There is something really incredible about the peaceful transfer of power. One president willingly hands over the reigns of power to the next president in an unbroken chain stretching back well over two centuries. How many other countries can claim the same; none of the size and scope of the United States of America. It is truly a marvel to behold.
My brother thought that I should mark this occasion with a bunch of other historic firsts for African Americans. More can be found at the sited link below, but these categories seemed enough for this post.
Here is hoping that one day these lists will be disregarded as race is no longer an issue at all. Electing the first black president should go a long way in achieving that goal.

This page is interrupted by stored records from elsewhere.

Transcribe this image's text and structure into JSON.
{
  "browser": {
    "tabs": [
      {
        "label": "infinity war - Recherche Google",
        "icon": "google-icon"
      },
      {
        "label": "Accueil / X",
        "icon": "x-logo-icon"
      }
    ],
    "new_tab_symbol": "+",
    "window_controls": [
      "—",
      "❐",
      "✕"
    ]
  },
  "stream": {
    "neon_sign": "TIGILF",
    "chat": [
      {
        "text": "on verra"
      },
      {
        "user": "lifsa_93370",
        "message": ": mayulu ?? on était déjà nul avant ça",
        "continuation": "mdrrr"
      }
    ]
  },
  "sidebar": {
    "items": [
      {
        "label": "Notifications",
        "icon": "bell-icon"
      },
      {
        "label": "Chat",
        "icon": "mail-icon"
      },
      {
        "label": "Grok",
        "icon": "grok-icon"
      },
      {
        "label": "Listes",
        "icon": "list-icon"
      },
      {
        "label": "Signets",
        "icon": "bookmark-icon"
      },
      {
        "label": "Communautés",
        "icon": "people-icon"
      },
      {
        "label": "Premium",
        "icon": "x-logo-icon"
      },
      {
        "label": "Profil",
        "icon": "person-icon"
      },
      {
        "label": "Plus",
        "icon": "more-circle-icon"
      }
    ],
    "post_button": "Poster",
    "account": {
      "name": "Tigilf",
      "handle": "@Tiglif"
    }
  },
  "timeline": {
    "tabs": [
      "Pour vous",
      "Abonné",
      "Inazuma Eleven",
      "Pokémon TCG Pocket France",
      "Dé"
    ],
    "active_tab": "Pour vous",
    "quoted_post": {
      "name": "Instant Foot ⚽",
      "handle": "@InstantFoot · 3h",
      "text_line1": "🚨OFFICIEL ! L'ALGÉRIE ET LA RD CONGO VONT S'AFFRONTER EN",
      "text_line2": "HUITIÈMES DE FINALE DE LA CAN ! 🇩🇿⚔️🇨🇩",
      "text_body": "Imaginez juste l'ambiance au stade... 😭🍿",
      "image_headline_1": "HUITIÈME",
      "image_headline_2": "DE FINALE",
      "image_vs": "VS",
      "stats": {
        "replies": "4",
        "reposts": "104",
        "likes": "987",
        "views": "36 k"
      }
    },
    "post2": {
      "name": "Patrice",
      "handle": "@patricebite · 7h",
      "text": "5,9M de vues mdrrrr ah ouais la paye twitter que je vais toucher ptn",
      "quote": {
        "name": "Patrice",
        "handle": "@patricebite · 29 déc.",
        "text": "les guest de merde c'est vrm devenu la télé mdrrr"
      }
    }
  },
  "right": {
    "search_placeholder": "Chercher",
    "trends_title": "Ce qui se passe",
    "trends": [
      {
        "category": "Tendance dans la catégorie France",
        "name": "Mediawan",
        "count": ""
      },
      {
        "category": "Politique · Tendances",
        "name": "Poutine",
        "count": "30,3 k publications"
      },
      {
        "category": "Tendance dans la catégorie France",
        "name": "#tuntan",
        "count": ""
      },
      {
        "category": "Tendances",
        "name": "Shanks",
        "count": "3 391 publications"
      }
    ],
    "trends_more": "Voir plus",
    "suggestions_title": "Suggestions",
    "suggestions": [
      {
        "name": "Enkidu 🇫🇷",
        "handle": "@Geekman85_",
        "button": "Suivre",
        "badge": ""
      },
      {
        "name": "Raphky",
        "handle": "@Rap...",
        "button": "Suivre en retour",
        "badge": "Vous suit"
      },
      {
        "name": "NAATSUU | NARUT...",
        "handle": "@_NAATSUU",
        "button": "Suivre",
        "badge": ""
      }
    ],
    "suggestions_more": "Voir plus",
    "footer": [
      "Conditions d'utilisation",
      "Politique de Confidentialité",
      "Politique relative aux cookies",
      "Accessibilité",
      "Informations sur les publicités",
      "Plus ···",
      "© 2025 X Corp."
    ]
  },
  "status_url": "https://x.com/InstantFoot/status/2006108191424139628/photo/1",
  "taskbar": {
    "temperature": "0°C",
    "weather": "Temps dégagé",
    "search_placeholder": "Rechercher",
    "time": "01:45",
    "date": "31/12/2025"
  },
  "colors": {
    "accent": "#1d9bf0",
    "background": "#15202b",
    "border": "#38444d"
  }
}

Congratulations President Barack Obama.
African-American Firsts: Government
- Local elected official: John Mercer Langston, 1855, town clerk of Brownhelm Township, Ohio.

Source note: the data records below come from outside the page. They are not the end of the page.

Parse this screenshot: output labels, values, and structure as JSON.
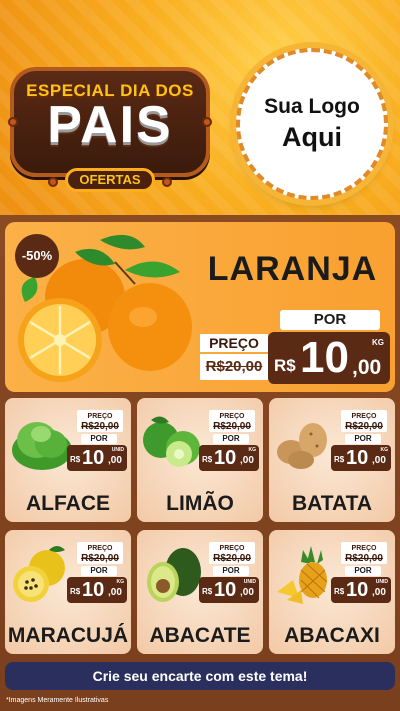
{
  "header": {
    "badge_top": "ESPECIAL DIA DOS",
    "badge_main": "PAIS",
    "badge_ribbon": "OFERTAS",
    "logo_line1": "Sua Logo",
    "logo_line2": "Aqui"
  },
  "featured": {
    "discount": "-50%",
    "name": "LARANJA",
    "preco_label": "PREÇO",
    "old_price": "R$20,00",
    "por_label": "POR",
    "currency": "R$",
    "price_int": "10",
    "price_dec": ",00",
    "unit": "KG",
    "icon": "orange-icon"
  },
  "products": [
    {
      "name": "ALFACE",
      "preco_label": "PREÇO",
      "old_price": "R$20,00",
      "por_label": "POR",
      "currency": "R$",
      "price_int": "10",
      "price_dec": ",00",
      "unit": "UNID",
      "icon": "lettuce-icon"
    },
    {
      "name": "LIMÃO",
      "preco_label": "PREÇO",
      "old_price": "R$20,00",
      "por_label": "POR",
      "currency": "R$",
      "price_int": "10",
      "price_dec": ",00",
      "unit": "KG",
      "icon": "lime-icon"
    },
    {
      "name": "BATATA",
      "preco_label": "PREÇO",
      "old_price": "R$20,00",
      "por_label": "POR",
      "currency": "R$",
      "price_int": "10",
      "price_dec": ",00",
      "unit": "KG",
      "icon": "potato-icon"
    },
    {
      "name": "MARACUJÁ",
      "preco_label": "PREÇO",
      "old_price": "R$20,00",
      "por_label": "POR",
      "currency": "R$",
      "price_int": "10",
      "price_dec": ",00",
      "unit": "KG",
      "icon": "passion-fruit-icon"
    },
    {
      "name": "ABACATE",
      "preco_label": "PREÇO",
      "old_price": "R$20,00",
      "por_label": "POR",
      "currency": "R$",
      "price_int": "10",
      "price_dec": ",00",
      "unit": "UNID",
      "icon": "avocado-icon"
    },
    {
      "name": "ABACAXI",
      "preco_label": "PREÇO",
      "old_price": "R$20,00",
      "por_label": "POR",
      "currency": "R$",
      "price_int": "10",
      "price_dec": ",00",
      "unit": "UNID",
      "icon": "pineapple-icon"
    }
  ],
  "banner": "Crie seu encarte com este tema!",
  "disclaimer": "*Imagens Meramente Ilustrativas",
  "colors": {
    "accent": "#f9a030",
    "brown": "#5a2a14",
    "banner": "#2b2f5e"
  }
}
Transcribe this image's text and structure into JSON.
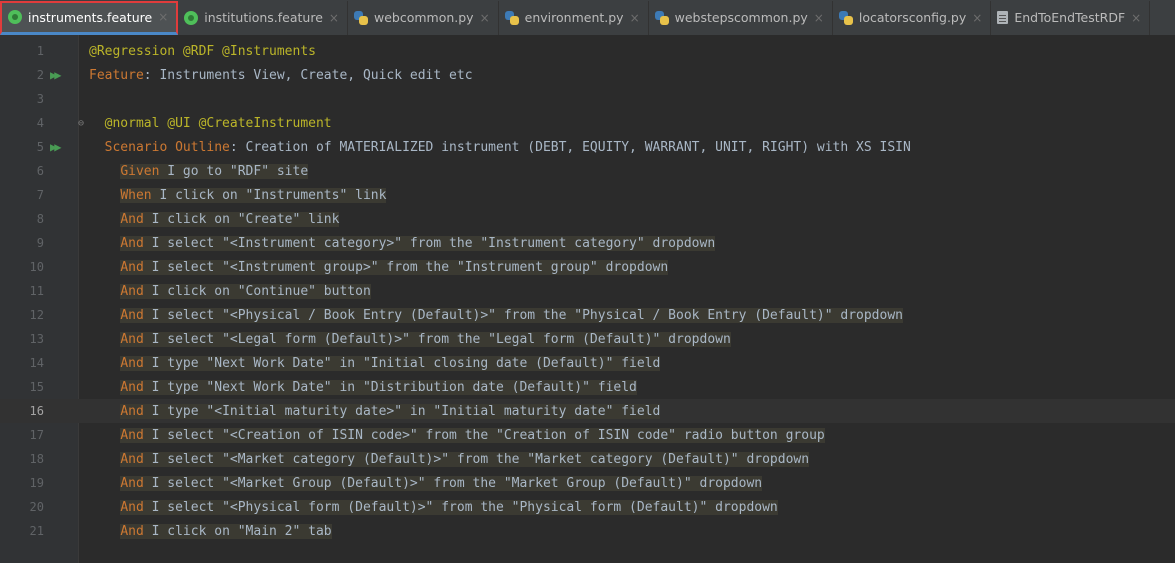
{
  "tabs": [
    {
      "label": "instruments.feature",
      "icon": "cucumber-icon",
      "active": true
    },
    {
      "label": "institutions.feature",
      "icon": "cucumber-icon",
      "active": false
    },
    {
      "label": "webcommon.py",
      "icon": "python-file-icon",
      "active": false
    },
    {
      "label": "environment.py",
      "icon": "python-file-icon",
      "active": false
    },
    {
      "label": "webstepscommon.py",
      "icon": "python-file-icon",
      "active": false
    },
    {
      "label": "locatorsconfig.py",
      "icon": "python-file-icon",
      "active": false
    },
    {
      "label": "EndToEndTestRDF",
      "icon": "text-file-icon",
      "active": false
    }
  ],
  "colors": {
    "editor_bg": "#2b2b2b",
    "keyword": "#cc7832",
    "tag": "#bbb529",
    "text": "#a9b7c6",
    "step_highlight": "#3b3a32",
    "active_tab_outline": "#e03c3c",
    "run_icon": "#499c54"
  },
  "current_line": 16,
  "lines": [
    {
      "num": "1",
      "indent": "",
      "kw": "",
      "text": "@Regression @RDF @Instruments",
      "type": "tag"
    },
    {
      "num": "2",
      "indent": "",
      "kw": "Feature",
      "text": ": Instruments View, Create, Quick edit etc",
      "type": "feature",
      "run": true
    },
    {
      "num": "3",
      "indent": "",
      "kw": "",
      "text": "",
      "type": "blank"
    },
    {
      "num": "4",
      "indent": "  ",
      "kw": "",
      "text": "@normal @UI @CreateInstrument",
      "type": "tag",
      "fold": true
    },
    {
      "num": "5",
      "indent": "  ",
      "kw": "Scenario Outline",
      "text": ": Creation of MATERIALIZED instrument (DEBT, EQUITY, WARRANT, UNIT, RIGHT) with XS ISIN",
      "type": "scenario",
      "run": true
    },
    {
      "num": "6",
      "indent": "    ",
      "kw": "Given",
      "text": " I go to \"RDF\" site",
      "type": "step"
    },
    {
      "num": "7",
      "indent": "    ",
      "kw": "When",
      "text": " I click on \"Instruments\" link",
      "type": "step"
    },
    {
      "num": "8",
      "indent": "    ",
      "kw": "And",
      "text": " I click on \"Create\" link",
      "type": "step"
    },
    {
      "num": "9",
      "indent": "    ",
      "kw": "And",
      "text": " I select \"<Instrument category>\" from the \"Instrument category\" dropdown",
      "type": "step"
    },
    {
      "num": "10",
      "indent": "    ",
      "kw": "And",
      "text": " I select \"<Instrument group>\" from the \"Instrument group\" dropdown",
      "type": "step"
    },
    {
      "num": "11",
      "indent": "    ",
      "kw": "And",
      "text": " I click on \"Continue\" button",
      "type": "step"
    },
    {
      "num": "12",
      "indent": "    ",
      "kw": "And",
      "text": " I select \"<Physical / Book Entry (Default)>\" from the \"Physical / Book Entry (Default)\" dropdown",
      "type": "step"
    },
    {
      "num": "13",
      "indent": "    ",
      "kw": "And",
      "text": " I select \"<Legal form (Default)>\" from the \"Legal form (Default)\" dropdown",
      "type": "step"
    },
    {
      "num": "14",
      "indent": "    ",
      "kw": "And",
      "text": " I type \"Next Work Date\" in \"Initial closing date (Default)\" field",
      "type": "step"
    },
    {
      "num": "15",
      "indent": "    ",
      "kw": "And",
      "text": " I type \"Next Work Date\" in \"Distribution date (Default)\" field",
      "type": "step"
    },
    {
      "num": "16",
      "indent": "    ",
      "kw": "And",
      "text": " I type \"<Initial maturity date>\" in \"Initial maturity date\" field",
      "type": "step"
    },
    {
      "num": "17",
      "indent": "    ",
      "kw": "And",
      "text": " I select \"<Creation of ISIN code>\" from the \"Creation of ISIN code\" radio button group",
      "type": "step"
    },
    {
      "num": "18",
      "indent": "    ",
      "kw": "And",
      "text": " I select \"<Market category (Default)>\" from the \"Market category (Default)\" dropdown",
      "type": "step"
    },
    {
      "num": "19",
      "indent": "    ",
      "kw": "And",
      "text": " I select \"<Market Group (Default)>\" from the \"Market Group (Default)\" dropdown",
      "type": "step"
    },
    {
      "num": "20",
      "indent": "    ",
      "kw": "And",
      "text": " I select \"<Physical form (Default)>\" from the \"Physical form (Default)\" dropdown",
      "type": "step"
    },
    {
      "num": "21",
      "indent": "    ",
      "kw": "And",
      "text": " I click on \"Main 2\" tab",
      "type": "step"
    }
  ]
}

- State elected official: Alexander Lucius Twilight, 1836, the Vermont legislature.
- Mayor of major city: Carl Stokes, Cleveland, Ohio, 1967–1971. The first black woman to serve as a mayor of a major U.S. city was Sharon Pratt Dixon Kelly, Washington, DC, 1991–1995.

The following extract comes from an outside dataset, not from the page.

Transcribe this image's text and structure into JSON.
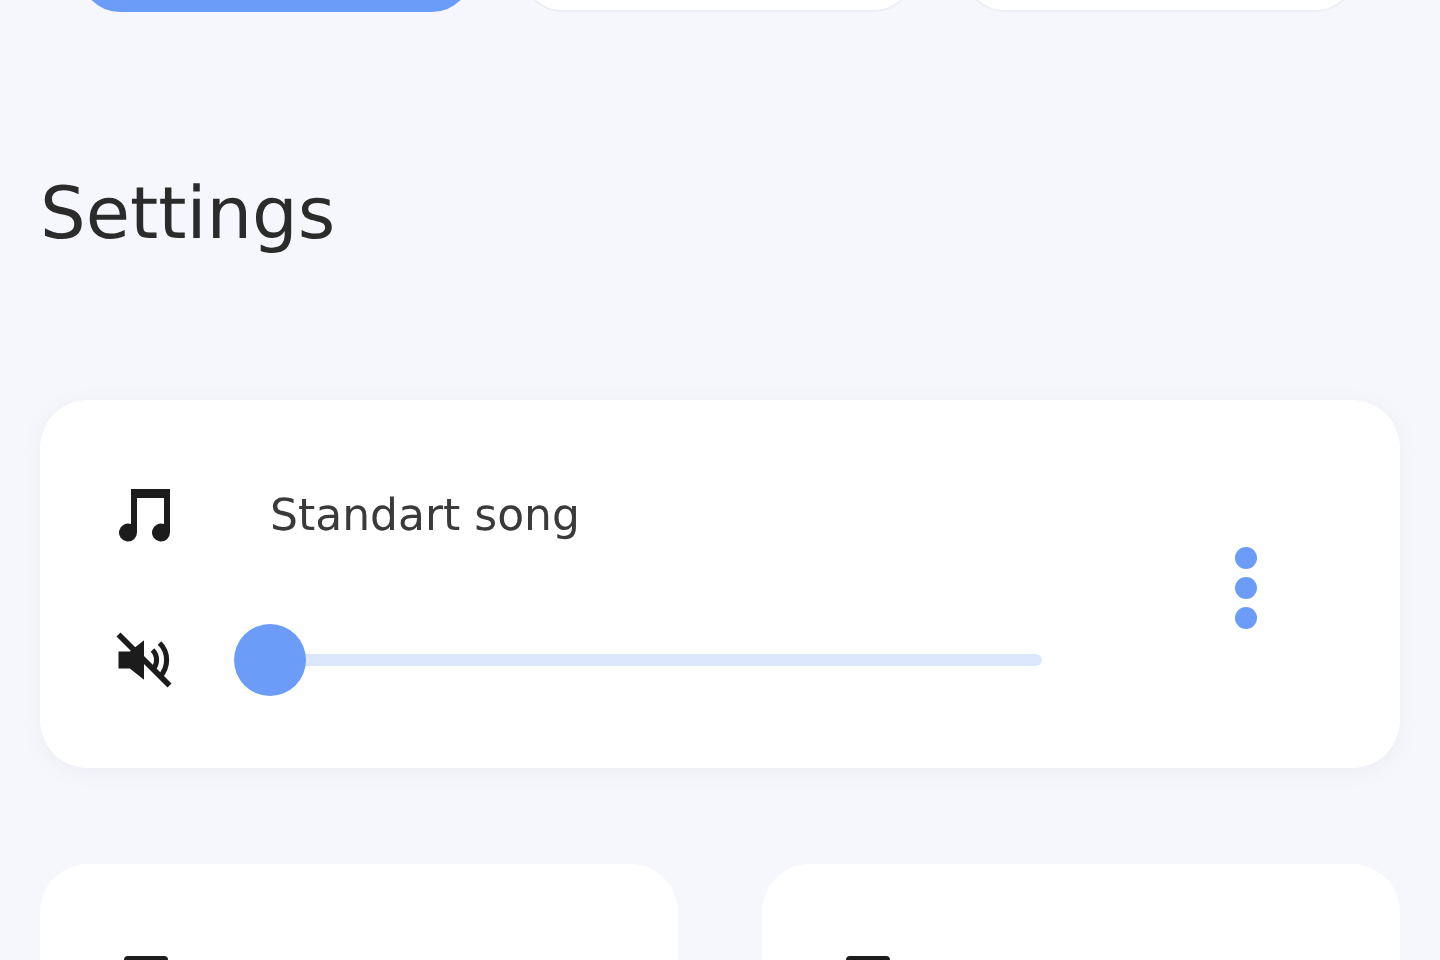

- Governor (appointed): P.B.S. Pinchback served as governor of Louisiana from Dec. 9, 1872–Jan. 13, 1873, during impeachment proceedings against the elected governor.
- Governor (elected): L. Douglas Wilder, Virginia, 1990–1994. The only other elected black governor has been Deval Patrick, Massachusetts, 2007–
- U.S. Representative: Joseph Rainey became a Congressman from South Carolina in 1870 and was reelected four more times. The first black female U.S. Representative was Shirley Chisholm, Congresswoman from New York, 1969–1983.
- U.S. Senator: Hiram Revels became Senator from Mississippi from Feb. 25, 1870, to March 4, 1871, during Reconstruction. Edward Brooke became the first African-American Senator since Reconstruction, 1966–1979. Carol Mosely Braun became the first black woman Senator serving from 1992–1998 for the state of Illinois. (There have only been a total of five black senators in U.S. history: the remaining two are Blanche K. Bruce [1875–1881] and Barack Obama (2005– ).
- U.S. cabinet member: Robert C. Weaver, 1966–1968, Secretary of the Department of Housing and Urban Development under Lyndon Johnson; the first black female cabinet minister was Patricia Harris, 1977, Secretary of the Department of Housing and Urban Development under Jimmy Carter.
- U.S. Secretary of State: Gen. Colin Powell, 2001–2004. The first black female Secretary of State was Condoleezza Rice, 2005–.
- Major Party Nominee for President: Sen. Barack Obama, 2008. The Democratic Party selected him as its presidential nominee.
- U.S. President: Sen. Barack Obama, 2008. Obama defeated Sen. John McCain in the general election on Nov. 4, 2008.
African-American Firsts: Law
- Editor, Harvard Law Review: Charles Hamilton Houston, 1919. Barack Obama became the first President of the Harvard Law Review.
- Federal Judge: William Henry Hastie, 1946; Constance Baker Motley became the first black woman federal judge, 1966.
- U.S. Supreme Court Justice: Thurgood Marshall, 1967–1991. Clarence Thomas became the second African American to serve on the Court in 1991.
African-American Firsts: Diplomacy
- U.S. diplomat: Ebenezer D. Bassett, 1869, became minister-resident to Haiti; Patricia Harris became the first black female ambassador (1965; Luxembourg).
- U.S. Representative to the UN: Andrew Young (1977–1979).
- Nobel Peace Prize winner: Ralph J. Bunche received the prize in 1950 for mediating the Arab-Israeli truce. Martin Luther King, Jr., became the second African-American Peace Prize winner in 1964. (See King's Nobel acceptance speech.)
African-American Firsts: Military
- Combat pilot: Georgia-born Eugene Jacques Bullard, 1917, denied entry into the U.S. Army Air Corps because of his race, served throughout World War I in the French Flying Corps. He received the Legion of Honor, France's highest honor, among many other decorations.
- First Congressional Medal of Honor winner: Sgt. William H. Carney for bravery during the Civil War. He received his Congressional Medal of Honor in 1900.
- General: Benjamin O. Davis, Sr., 1940–1948.
- Chairman of the Joint Chiefs of Staff: Colin Powell, 1989–1993.